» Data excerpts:
-------
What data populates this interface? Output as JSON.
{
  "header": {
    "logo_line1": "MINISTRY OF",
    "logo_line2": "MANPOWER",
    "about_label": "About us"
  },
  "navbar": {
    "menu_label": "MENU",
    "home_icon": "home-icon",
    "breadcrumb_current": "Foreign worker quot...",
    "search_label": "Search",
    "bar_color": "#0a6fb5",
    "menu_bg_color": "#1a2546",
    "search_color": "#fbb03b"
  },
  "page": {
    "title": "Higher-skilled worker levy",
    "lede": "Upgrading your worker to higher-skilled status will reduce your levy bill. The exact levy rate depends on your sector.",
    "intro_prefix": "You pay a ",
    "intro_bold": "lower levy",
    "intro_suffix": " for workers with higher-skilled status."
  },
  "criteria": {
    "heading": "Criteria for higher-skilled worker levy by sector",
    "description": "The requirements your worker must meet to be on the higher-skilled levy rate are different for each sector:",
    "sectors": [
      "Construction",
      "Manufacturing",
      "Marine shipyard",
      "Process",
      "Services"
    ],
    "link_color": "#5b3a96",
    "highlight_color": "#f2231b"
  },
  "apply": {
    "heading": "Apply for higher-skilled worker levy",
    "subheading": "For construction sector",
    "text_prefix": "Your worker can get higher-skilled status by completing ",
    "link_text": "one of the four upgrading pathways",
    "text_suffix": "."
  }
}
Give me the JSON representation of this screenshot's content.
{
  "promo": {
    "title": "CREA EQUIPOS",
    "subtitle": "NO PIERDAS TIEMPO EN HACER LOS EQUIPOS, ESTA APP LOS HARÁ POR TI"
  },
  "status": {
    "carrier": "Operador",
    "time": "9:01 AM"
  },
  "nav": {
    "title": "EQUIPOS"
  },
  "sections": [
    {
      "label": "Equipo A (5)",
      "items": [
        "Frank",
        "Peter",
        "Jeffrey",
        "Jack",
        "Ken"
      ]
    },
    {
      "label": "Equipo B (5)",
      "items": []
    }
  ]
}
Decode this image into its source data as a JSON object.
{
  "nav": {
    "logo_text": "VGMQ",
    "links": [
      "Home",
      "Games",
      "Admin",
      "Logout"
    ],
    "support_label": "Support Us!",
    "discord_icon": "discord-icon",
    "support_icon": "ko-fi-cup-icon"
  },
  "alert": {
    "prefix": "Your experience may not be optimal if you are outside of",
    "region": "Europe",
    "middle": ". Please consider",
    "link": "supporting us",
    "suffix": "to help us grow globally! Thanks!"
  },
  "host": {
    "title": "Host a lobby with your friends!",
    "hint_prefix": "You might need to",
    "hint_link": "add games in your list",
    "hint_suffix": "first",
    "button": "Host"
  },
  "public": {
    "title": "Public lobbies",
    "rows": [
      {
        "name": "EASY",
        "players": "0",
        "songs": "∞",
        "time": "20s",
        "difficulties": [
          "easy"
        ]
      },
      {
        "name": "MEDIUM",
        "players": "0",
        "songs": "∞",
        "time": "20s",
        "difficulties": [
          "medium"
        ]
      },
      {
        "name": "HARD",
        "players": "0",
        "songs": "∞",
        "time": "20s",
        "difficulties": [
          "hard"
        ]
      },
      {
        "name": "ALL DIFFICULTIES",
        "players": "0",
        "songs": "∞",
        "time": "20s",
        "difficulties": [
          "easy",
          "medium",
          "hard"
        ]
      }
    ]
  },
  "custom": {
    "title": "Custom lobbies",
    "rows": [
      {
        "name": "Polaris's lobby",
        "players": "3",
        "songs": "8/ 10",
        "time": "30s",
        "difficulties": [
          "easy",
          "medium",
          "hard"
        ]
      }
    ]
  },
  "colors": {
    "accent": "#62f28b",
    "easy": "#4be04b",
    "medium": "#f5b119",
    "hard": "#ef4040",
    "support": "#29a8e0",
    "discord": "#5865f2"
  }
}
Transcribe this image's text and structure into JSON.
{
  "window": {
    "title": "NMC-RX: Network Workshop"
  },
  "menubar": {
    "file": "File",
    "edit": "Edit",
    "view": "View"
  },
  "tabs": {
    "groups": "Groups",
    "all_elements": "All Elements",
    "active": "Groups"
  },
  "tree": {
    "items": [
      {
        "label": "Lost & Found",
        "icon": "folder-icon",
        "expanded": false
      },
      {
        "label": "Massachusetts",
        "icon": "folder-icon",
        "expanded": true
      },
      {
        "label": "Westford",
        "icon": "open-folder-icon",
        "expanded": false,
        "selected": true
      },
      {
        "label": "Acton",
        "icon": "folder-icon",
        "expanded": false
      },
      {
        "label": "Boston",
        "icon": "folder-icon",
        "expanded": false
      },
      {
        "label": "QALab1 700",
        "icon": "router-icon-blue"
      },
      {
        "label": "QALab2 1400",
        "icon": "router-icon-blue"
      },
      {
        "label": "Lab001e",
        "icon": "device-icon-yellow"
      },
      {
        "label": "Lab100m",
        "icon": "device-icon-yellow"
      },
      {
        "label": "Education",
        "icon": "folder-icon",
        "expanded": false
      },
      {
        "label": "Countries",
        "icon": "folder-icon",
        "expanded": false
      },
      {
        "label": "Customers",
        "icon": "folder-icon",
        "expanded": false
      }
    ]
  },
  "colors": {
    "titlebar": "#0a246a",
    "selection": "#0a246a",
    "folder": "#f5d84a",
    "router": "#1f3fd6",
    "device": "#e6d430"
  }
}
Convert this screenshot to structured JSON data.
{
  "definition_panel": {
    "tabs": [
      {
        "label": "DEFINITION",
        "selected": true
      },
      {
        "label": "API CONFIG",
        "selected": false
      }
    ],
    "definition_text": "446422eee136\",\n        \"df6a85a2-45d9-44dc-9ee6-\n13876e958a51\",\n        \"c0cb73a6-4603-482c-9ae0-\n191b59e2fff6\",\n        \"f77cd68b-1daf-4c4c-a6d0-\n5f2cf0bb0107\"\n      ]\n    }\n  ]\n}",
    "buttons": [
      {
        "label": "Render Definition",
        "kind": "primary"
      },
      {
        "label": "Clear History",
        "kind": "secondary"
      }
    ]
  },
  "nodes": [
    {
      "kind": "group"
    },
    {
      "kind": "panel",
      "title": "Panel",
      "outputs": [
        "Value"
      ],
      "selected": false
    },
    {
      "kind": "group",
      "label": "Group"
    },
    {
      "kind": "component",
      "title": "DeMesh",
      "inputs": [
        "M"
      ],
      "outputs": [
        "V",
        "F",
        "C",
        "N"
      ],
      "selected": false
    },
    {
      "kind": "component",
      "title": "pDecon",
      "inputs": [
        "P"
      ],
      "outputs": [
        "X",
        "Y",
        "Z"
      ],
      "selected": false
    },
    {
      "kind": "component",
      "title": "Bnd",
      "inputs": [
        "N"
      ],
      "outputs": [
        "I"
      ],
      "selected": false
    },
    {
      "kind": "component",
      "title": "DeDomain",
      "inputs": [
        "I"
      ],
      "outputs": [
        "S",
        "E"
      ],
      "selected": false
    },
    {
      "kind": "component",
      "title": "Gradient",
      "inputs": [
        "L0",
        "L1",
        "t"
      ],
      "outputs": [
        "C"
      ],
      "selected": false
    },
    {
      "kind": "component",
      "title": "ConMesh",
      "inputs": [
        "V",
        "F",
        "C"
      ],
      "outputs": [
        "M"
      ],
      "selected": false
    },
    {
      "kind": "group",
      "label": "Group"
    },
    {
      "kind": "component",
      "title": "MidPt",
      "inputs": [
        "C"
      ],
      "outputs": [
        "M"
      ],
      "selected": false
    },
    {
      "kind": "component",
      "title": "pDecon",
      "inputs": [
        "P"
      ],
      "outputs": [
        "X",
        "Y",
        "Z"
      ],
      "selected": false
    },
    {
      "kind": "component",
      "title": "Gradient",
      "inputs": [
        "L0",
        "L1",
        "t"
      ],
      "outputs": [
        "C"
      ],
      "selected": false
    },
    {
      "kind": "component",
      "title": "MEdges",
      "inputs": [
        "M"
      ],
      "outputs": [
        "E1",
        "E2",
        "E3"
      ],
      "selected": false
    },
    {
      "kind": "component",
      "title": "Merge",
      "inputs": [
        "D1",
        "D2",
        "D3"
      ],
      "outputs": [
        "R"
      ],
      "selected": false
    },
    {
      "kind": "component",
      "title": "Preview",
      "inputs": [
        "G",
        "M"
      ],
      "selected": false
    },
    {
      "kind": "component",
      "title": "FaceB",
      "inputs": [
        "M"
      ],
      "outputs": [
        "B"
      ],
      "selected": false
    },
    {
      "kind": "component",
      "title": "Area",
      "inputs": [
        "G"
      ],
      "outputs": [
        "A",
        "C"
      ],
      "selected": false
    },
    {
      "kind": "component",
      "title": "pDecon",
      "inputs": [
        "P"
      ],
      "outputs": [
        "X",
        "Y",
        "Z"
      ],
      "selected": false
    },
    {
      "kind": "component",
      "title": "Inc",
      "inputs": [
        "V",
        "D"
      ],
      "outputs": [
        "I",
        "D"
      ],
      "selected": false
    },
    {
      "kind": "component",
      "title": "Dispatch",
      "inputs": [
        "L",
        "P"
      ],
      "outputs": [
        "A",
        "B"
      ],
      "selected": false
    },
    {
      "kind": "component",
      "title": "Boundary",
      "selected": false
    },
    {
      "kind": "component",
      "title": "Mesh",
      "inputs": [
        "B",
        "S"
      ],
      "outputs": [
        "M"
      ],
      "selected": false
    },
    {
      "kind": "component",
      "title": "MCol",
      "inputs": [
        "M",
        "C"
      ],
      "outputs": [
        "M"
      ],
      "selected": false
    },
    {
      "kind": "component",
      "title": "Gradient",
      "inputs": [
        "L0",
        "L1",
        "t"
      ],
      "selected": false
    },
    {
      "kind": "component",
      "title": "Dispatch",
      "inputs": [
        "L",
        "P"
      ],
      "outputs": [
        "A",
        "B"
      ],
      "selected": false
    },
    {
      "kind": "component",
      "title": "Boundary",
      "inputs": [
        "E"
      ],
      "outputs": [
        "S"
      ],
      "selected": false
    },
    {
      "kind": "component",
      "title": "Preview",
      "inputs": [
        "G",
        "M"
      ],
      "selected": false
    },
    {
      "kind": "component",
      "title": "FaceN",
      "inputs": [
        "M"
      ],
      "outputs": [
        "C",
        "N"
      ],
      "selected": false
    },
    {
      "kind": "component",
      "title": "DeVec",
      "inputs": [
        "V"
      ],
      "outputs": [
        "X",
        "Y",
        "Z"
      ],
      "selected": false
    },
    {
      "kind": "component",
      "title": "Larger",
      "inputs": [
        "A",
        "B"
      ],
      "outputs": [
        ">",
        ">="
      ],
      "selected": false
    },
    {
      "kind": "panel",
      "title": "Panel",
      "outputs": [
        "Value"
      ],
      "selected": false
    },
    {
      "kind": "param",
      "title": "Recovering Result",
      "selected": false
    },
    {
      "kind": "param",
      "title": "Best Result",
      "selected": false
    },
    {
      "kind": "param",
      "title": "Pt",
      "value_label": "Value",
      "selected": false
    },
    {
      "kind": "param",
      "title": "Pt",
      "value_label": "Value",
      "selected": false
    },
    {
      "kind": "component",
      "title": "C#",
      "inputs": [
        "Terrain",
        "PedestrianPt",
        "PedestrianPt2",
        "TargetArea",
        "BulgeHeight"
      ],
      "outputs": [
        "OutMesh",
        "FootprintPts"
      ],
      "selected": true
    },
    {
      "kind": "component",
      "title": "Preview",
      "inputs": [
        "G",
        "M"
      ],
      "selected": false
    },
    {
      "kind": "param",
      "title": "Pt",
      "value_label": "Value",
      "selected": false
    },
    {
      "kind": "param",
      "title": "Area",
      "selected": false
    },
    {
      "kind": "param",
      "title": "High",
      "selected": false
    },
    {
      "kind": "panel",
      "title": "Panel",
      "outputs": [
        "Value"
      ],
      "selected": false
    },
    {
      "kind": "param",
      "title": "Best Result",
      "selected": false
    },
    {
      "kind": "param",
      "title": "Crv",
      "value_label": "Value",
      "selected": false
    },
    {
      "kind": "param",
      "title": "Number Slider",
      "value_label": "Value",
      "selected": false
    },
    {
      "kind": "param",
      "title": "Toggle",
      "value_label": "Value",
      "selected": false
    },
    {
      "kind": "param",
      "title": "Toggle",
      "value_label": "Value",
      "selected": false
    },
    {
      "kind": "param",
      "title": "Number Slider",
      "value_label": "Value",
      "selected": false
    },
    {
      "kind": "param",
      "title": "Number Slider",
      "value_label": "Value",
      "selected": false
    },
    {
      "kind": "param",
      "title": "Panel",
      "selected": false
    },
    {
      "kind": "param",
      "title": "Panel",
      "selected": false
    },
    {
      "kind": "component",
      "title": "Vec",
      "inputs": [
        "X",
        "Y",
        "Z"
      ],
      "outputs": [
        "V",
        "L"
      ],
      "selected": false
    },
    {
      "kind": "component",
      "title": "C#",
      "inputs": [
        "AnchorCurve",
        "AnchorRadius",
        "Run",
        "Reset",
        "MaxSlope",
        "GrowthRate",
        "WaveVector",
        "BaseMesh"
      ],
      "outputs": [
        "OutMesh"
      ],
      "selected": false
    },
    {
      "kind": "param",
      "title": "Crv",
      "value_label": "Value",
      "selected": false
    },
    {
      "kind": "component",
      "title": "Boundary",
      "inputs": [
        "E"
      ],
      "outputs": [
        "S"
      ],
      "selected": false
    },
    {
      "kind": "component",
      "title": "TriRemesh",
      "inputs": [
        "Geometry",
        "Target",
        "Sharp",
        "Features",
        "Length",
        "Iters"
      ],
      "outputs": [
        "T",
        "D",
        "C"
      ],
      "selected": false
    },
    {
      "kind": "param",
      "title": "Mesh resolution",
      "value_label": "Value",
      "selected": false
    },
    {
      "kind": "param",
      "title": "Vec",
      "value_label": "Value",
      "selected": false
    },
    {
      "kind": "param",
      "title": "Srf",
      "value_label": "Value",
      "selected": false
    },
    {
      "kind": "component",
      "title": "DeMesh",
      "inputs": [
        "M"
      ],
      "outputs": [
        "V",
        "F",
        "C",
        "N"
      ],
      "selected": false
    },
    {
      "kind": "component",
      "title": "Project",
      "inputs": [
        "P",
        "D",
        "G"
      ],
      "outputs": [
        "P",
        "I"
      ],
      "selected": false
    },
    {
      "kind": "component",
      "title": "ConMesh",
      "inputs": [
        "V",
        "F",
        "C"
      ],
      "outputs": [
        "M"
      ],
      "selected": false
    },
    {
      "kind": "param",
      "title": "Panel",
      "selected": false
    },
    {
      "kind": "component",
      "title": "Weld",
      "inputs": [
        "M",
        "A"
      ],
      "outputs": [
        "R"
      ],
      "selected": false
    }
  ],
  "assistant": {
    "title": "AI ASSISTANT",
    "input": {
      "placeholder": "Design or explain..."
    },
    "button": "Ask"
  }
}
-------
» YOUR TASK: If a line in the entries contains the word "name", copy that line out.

» WRITTEN REPLY:
        "name": "EASY",
        "name": "MEDIUM",
        "name": "HARD",
        "name": "ALL DIFFICULTIES",
        "name": "Polaris's lobby",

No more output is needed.